Every name depends on context. In non-fictional life, we know this intuitively. Thus, we will call our next door neighbor Dan when having a beer with him, but Coach when discussing strategy in front of our young son on the soccer field.

Fictional worlds of elves, wizards and aliens are familiar enough to most of us that we have little trouble applying real-world rules of context automatically when a character is called Sandra, Sandy, Sweetie, and Mrs. Fether by different sentient beings in the story. The characters in The Charlemagne Files inhabit a fictional world of Intelligence (capital I). Most of the conventions and terms are real but unfamiliar to those who have not read extensively in the genre. 

This particular intelligence world is one I made up, so even with extensive experience with the subject, chances are good that a few things will be unfamiliar. But in both instances, just use everyday conventions and a quick look at the name glossaries I provide in some of the books to stay oriented in the story. It is not strange that a member of the team may call the team leader Misha, while a babysitter, who is essentially an outsider, will receive a disgusted glare for doing so. The people who work with the team but are not on it are never given a name for him, and so are reduced to 'hey you', direct eye contact or making up a handle for him.

Misha was dubbed Mack by English-speaking babysitters because of his skill with a knife.

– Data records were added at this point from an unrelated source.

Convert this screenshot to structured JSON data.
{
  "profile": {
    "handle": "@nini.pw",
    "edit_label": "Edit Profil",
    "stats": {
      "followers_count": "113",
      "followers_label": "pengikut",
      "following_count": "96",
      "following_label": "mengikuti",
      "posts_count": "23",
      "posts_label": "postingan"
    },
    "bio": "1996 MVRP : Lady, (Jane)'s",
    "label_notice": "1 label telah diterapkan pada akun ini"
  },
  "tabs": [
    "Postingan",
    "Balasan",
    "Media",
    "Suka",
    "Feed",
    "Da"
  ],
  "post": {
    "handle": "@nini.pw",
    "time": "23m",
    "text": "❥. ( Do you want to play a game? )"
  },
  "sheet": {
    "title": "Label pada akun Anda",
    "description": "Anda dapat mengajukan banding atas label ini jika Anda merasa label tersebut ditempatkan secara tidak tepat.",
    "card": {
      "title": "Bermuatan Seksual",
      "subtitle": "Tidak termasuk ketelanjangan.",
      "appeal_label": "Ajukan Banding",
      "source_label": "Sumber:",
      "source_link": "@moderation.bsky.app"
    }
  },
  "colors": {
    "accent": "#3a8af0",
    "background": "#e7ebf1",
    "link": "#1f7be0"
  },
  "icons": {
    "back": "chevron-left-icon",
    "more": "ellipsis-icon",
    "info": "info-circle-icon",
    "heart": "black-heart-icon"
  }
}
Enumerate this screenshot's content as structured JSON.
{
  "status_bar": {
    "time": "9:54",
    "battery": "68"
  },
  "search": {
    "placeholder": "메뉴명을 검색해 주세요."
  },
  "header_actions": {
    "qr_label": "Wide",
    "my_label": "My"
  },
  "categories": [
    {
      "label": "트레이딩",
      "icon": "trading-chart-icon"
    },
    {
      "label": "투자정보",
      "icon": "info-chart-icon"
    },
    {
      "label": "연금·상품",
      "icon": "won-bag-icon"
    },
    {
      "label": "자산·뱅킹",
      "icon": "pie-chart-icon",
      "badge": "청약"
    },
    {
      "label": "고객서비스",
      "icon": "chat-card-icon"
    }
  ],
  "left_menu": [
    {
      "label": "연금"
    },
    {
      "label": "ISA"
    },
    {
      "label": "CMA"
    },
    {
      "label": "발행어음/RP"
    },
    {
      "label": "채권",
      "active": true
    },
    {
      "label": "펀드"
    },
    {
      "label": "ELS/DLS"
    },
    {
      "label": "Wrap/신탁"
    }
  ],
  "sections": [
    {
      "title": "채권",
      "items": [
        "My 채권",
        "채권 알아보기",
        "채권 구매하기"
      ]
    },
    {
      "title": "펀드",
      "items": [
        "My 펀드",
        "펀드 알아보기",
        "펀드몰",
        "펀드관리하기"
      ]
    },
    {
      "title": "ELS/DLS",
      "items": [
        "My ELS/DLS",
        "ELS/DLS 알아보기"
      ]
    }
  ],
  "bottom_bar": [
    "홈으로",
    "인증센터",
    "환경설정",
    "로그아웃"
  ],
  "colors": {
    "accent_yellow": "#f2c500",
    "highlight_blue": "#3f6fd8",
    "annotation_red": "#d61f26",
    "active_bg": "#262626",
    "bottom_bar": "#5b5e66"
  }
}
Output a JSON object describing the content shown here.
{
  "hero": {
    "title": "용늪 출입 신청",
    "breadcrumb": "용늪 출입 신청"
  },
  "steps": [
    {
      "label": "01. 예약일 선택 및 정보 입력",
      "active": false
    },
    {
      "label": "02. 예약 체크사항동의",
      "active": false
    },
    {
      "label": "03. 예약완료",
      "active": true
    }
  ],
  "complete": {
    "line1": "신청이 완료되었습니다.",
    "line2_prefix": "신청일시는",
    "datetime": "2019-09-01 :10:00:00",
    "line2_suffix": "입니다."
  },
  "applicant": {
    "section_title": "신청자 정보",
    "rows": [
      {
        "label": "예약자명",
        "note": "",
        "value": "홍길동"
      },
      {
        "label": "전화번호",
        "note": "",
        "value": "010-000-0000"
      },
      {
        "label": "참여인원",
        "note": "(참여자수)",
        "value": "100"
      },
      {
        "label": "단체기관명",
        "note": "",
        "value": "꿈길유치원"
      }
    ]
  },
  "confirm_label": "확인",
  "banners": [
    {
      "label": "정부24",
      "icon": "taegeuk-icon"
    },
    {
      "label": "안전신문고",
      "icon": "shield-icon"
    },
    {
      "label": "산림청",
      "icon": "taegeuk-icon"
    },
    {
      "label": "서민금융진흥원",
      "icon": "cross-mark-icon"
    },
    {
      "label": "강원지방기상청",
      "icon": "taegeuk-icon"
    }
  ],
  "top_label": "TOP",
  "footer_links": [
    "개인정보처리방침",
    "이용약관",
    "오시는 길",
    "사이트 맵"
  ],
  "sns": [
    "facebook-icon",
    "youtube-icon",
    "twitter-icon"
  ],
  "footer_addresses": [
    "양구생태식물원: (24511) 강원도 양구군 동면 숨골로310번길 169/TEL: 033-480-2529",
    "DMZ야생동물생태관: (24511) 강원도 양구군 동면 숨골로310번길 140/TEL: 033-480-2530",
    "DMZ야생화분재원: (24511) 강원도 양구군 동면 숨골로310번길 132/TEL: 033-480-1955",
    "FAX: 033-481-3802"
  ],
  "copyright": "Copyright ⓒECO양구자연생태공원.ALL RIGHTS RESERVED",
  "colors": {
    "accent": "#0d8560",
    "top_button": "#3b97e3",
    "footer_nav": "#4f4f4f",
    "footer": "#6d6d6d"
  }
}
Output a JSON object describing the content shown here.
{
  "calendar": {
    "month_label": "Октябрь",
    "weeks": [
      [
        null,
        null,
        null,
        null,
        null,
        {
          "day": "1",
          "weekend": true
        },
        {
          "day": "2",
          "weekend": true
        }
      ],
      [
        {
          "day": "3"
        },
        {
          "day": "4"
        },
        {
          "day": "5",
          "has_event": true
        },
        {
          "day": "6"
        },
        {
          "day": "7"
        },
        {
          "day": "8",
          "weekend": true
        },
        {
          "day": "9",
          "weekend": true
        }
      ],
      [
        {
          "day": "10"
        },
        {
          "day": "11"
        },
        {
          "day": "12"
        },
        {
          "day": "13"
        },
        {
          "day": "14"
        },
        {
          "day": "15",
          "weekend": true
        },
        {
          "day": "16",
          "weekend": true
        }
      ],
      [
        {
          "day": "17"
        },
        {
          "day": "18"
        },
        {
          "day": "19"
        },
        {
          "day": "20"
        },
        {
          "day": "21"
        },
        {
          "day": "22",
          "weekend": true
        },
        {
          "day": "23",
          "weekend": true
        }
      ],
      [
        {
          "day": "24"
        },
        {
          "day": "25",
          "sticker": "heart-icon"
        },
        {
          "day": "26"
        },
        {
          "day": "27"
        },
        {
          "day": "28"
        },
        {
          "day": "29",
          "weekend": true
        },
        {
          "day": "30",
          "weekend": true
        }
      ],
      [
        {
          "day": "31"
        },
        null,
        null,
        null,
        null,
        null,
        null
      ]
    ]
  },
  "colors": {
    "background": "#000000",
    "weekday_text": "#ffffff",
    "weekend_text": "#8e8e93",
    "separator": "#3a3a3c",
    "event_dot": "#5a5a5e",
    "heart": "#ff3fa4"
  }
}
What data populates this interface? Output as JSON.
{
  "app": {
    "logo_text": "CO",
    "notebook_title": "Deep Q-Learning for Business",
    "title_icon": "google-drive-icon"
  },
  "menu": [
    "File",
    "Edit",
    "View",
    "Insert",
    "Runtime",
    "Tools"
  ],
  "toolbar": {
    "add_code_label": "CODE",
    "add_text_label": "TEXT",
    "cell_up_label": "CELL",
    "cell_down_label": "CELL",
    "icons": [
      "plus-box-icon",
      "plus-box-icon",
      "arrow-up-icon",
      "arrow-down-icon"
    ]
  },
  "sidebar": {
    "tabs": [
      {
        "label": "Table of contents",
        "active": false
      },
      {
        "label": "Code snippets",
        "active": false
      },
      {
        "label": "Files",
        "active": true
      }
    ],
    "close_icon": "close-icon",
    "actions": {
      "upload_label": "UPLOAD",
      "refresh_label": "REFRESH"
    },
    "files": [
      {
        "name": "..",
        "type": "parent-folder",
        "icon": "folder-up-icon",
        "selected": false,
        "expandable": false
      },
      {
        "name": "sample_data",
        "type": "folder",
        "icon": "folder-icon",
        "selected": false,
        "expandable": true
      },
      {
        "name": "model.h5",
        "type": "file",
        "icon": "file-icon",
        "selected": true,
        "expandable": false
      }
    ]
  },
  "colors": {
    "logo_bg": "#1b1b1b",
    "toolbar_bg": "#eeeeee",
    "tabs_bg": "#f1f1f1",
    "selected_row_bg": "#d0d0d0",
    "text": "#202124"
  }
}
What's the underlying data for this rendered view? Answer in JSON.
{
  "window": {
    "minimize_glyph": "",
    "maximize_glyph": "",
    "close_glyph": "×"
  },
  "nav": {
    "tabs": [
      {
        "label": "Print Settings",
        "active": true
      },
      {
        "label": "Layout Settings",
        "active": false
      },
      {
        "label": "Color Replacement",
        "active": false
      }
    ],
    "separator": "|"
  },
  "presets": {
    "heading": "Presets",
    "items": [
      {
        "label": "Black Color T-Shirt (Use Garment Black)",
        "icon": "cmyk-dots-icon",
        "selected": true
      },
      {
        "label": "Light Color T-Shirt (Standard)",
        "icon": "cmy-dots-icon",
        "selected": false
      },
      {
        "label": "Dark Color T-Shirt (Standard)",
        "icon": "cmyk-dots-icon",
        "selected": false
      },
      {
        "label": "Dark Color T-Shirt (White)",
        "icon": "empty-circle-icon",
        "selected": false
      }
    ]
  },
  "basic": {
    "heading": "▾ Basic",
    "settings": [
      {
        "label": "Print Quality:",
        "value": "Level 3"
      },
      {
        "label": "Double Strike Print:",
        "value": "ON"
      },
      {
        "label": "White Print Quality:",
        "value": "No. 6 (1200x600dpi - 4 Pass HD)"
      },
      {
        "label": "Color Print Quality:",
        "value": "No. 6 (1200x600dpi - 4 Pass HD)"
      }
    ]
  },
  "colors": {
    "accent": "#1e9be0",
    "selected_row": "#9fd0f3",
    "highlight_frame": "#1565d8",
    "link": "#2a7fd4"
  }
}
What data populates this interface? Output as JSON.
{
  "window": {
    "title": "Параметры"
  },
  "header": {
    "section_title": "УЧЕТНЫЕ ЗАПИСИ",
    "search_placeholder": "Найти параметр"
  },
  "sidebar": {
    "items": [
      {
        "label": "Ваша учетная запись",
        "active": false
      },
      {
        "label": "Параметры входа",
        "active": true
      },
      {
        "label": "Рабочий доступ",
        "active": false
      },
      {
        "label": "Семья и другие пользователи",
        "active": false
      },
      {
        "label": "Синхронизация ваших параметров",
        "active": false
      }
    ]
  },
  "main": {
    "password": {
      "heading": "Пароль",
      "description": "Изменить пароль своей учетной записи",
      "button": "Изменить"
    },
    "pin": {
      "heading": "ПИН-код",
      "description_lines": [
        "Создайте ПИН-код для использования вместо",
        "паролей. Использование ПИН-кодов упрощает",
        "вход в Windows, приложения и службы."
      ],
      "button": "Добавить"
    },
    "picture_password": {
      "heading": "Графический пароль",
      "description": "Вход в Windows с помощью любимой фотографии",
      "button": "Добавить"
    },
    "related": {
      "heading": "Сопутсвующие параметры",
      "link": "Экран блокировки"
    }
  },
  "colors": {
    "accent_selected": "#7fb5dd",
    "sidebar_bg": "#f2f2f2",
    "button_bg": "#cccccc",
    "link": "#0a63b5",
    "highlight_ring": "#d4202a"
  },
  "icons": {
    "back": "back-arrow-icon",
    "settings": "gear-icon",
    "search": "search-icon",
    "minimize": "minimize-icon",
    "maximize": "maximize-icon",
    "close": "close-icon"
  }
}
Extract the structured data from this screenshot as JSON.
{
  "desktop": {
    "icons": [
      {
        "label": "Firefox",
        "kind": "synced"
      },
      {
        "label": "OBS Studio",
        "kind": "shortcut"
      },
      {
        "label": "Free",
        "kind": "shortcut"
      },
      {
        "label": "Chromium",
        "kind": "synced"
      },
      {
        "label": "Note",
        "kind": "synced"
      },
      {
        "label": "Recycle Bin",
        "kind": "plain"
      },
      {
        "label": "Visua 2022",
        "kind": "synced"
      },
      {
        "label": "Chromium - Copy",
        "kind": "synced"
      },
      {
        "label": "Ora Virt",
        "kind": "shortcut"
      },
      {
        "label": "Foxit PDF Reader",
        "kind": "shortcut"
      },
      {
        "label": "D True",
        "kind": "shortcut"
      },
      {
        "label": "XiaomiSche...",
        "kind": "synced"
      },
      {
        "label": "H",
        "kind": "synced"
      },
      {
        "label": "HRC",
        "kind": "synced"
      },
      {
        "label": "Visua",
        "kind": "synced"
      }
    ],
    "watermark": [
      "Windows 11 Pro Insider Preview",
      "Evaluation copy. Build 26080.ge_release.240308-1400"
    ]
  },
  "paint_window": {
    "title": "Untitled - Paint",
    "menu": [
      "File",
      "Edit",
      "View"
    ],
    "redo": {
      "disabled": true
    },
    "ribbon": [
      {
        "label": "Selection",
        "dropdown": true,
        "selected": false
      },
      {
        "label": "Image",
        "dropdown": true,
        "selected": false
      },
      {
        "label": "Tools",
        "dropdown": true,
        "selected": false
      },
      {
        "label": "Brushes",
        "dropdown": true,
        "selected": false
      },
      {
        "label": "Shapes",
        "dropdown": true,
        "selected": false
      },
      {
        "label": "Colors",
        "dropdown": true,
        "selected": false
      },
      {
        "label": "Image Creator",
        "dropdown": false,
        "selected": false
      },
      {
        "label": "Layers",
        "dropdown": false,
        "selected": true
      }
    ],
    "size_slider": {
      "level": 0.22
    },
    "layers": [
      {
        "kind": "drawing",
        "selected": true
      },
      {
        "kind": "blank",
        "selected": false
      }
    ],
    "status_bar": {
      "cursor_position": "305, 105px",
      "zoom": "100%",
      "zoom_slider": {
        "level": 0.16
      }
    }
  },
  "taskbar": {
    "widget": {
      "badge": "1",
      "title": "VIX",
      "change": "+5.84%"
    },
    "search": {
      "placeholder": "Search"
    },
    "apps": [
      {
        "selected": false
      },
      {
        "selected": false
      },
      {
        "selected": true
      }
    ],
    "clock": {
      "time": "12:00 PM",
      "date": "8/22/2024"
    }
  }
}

Don’t get me started on how different languages can affect names. I’ll never shut up.